**EXERCISE AIM:** Filter the records, keeping every line that has the string "score".

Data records
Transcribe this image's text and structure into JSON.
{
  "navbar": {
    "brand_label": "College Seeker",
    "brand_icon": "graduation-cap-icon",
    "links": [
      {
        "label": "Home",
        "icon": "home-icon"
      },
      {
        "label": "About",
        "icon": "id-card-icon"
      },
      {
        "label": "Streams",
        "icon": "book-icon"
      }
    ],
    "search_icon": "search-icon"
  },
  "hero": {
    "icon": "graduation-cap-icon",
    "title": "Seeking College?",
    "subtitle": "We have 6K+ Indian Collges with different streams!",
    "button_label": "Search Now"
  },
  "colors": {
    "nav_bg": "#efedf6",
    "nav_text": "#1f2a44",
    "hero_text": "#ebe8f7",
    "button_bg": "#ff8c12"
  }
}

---

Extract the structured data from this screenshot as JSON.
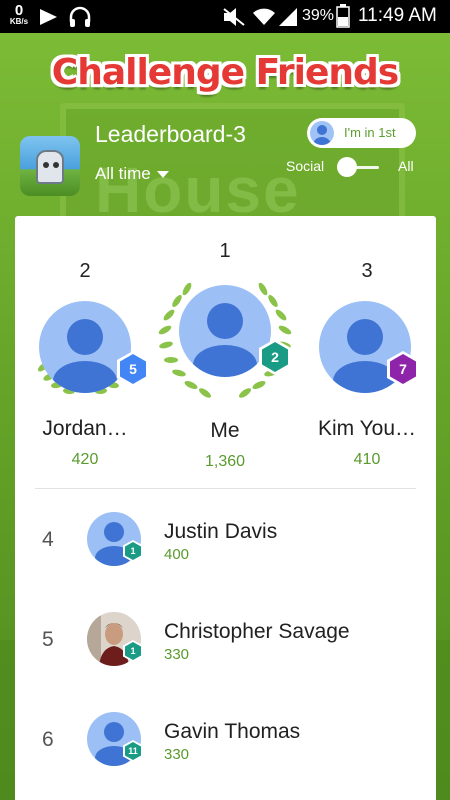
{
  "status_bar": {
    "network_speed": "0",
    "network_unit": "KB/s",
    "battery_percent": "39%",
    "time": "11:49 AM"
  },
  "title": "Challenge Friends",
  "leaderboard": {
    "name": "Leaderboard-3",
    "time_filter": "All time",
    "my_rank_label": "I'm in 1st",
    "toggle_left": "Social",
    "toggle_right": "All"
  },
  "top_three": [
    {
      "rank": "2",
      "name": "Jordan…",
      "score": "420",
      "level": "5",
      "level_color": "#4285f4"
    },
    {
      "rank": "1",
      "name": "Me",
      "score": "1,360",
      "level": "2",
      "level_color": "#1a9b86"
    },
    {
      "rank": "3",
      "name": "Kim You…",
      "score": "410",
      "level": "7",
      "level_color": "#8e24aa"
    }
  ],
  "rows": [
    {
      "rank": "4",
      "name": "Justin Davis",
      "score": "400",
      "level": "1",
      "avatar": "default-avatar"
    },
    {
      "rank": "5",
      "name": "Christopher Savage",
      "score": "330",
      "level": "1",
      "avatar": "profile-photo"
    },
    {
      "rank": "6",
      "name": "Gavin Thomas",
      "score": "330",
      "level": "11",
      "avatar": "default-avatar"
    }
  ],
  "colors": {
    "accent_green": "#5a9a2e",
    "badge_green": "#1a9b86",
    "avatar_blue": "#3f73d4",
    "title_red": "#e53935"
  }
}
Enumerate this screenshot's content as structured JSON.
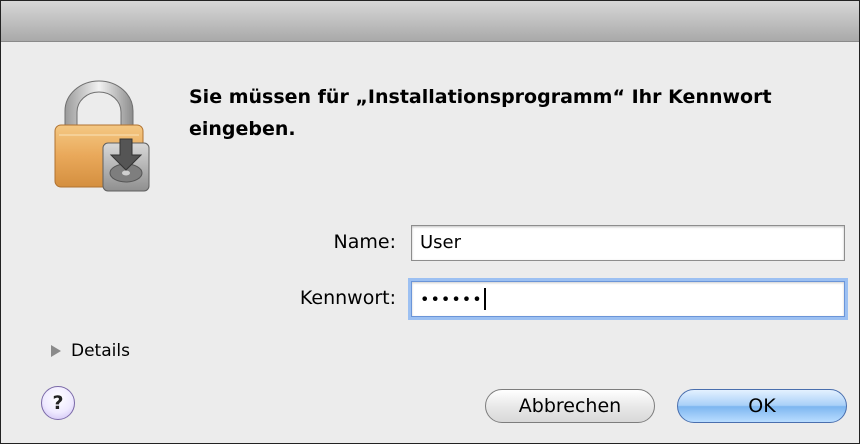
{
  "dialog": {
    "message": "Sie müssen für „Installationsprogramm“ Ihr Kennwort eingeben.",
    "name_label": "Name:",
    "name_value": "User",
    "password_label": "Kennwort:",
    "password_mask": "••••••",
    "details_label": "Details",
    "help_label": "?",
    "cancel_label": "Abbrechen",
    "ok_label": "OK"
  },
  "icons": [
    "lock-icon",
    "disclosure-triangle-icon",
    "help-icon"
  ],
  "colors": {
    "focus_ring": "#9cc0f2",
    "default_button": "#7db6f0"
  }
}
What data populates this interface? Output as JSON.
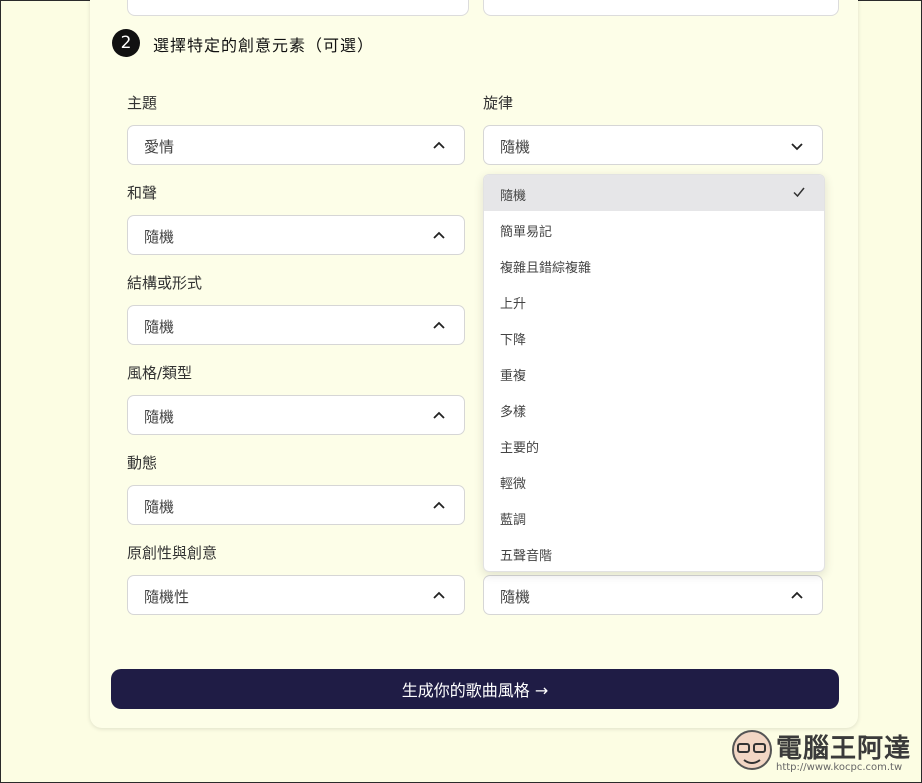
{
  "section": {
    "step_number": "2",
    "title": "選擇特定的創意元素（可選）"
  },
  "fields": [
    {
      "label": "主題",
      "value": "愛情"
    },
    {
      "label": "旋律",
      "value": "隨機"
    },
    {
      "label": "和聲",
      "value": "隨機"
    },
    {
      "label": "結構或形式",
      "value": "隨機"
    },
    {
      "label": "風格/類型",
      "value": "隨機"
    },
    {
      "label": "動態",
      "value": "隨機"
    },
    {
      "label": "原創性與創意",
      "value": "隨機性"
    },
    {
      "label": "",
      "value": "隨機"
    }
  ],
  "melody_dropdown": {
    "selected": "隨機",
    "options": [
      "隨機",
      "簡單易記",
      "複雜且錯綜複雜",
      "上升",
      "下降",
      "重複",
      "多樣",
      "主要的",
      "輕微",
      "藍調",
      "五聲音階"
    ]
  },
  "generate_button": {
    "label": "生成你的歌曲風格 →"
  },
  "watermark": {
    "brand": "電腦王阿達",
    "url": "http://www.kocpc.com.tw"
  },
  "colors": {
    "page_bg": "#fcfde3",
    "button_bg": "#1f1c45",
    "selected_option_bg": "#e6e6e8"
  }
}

**YOUR RESPONSE:**
      "score": "420",
      "score": "1,360",
      "score": "410",
      "score": "400",
      "score": "330",
      "score": "330",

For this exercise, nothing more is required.